Tess Vigeland: Wall Street and Washington may be in a post-prandial stupor today, but it's not a holiday in China. And Beijing is making news ahead of the big climate summit in Copenhagen, Denmark, a week from Monday. Today the Chinese government announced it will cut its greenhouse gas emissions by 2020. Well, cut the growth of its greenhouse gas emissions, anyway. According to the Chinese state news agency, the pledge is to reduce what's called "carbon intensity." Marketplace's Jeremy Hobson cuts through the jargon for us.

Jeremy Hobson: Carbon intensity is the amount of carbon emitted per unit of growth in Gross Domestic Product. In other words, China will still be able to grow its economy -- and emissions will still go up -- even as it meets its new carbon targets. Emissions just won't increase as fast as they do now.

Dan Esty: I think it's for real, but it's not everything that's needed.

Dan Esty directs the Yale Center for Environmental Law and Policy:

Esty: The real goal, of course, is hard targets, that are in place without regard to how much economic growth there is, and the United States ultimately needs to do the same. But to have both the United States and China, the two biggest emitters of greenhouse gasses, now committed to action on climate change is a dramatic step forward and should be celebrated.

The Chinese commitment comes just a day after President Obama announced he'll go to Copenhagen. He pledged the U.S. will cut its greenhouse gas emissions by about 17 percent of 2005 levels over the next decade.

Mark Nicholls is editor at Environmental Finance Magazine in London. He says the real impact of the Chinese announcement is that it may lead to a deal in Copenhagen.

Mark Nicholls: It's not a huge concession by the Chinese -- they should be able to meet these targets quite comfortably. But it will help to unblock the negotiations and move things forward.

That's something Nicholls says could provide an economic benefit to China, which is hoping to become a global leader in developing low carbon technologies. Still, Nicholls says whatever deal does emerge from the climate summit won't be anything close to what many scientists were hoping for.

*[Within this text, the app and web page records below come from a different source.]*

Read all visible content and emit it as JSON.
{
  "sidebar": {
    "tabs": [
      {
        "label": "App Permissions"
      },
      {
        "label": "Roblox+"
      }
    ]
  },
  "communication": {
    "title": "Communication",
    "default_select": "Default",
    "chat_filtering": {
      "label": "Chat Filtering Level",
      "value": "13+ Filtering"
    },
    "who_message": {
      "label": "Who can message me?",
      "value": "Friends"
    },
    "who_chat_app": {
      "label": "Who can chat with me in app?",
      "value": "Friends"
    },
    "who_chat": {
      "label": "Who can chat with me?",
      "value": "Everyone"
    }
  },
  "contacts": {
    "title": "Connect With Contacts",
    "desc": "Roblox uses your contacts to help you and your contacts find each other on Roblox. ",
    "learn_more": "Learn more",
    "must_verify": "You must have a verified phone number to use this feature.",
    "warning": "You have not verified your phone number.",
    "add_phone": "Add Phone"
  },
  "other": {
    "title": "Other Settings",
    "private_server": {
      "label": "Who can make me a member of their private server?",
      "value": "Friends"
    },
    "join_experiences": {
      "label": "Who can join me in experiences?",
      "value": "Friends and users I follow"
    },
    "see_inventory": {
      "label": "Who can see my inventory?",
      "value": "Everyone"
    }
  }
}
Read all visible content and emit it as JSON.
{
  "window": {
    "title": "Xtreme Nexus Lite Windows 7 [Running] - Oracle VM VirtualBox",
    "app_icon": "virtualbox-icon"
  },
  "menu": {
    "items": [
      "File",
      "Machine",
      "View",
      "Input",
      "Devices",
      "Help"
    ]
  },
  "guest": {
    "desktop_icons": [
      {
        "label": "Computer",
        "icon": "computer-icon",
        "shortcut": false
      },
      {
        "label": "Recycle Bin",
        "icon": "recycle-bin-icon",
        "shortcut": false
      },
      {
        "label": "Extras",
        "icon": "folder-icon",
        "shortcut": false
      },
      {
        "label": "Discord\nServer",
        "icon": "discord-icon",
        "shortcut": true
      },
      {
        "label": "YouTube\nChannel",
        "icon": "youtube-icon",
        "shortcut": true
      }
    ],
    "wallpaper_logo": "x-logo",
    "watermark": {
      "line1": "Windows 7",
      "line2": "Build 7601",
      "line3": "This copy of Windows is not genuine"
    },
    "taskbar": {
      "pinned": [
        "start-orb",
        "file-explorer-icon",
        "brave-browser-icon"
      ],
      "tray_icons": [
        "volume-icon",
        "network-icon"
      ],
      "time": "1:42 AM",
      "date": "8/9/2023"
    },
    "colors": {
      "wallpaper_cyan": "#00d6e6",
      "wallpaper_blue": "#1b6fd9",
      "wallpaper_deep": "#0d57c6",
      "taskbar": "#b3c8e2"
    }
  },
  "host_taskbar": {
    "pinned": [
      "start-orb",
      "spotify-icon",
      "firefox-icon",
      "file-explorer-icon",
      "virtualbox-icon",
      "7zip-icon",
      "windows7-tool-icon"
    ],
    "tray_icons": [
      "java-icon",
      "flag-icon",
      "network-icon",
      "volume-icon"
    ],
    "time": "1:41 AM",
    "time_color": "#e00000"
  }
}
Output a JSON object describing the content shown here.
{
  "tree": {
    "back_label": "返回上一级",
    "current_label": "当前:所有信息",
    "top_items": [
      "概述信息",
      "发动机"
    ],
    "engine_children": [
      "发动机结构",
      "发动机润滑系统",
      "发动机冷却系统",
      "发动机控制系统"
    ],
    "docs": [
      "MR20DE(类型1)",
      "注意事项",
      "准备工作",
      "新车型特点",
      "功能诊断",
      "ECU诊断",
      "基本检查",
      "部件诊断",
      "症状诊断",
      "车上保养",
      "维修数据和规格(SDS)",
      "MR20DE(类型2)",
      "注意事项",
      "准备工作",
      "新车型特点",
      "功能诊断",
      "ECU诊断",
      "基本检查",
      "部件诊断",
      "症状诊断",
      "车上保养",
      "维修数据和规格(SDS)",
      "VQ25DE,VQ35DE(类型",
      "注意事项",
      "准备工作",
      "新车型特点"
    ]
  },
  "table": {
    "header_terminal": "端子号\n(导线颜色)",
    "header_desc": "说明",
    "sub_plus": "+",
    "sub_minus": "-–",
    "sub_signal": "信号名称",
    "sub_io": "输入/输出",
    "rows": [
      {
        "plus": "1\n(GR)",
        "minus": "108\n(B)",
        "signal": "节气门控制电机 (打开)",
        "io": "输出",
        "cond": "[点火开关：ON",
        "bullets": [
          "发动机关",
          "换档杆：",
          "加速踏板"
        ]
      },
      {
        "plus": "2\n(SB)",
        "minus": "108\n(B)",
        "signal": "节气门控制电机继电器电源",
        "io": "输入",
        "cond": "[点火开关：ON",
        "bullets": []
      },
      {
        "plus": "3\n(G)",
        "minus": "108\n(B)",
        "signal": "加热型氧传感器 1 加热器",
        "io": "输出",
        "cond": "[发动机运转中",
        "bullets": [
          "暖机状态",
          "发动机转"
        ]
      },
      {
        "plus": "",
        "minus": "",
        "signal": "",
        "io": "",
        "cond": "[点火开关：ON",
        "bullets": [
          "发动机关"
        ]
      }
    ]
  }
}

I'm Jeremy Hobson for Marketplace.

Follow Jeremy Hobson at @jeremyhobson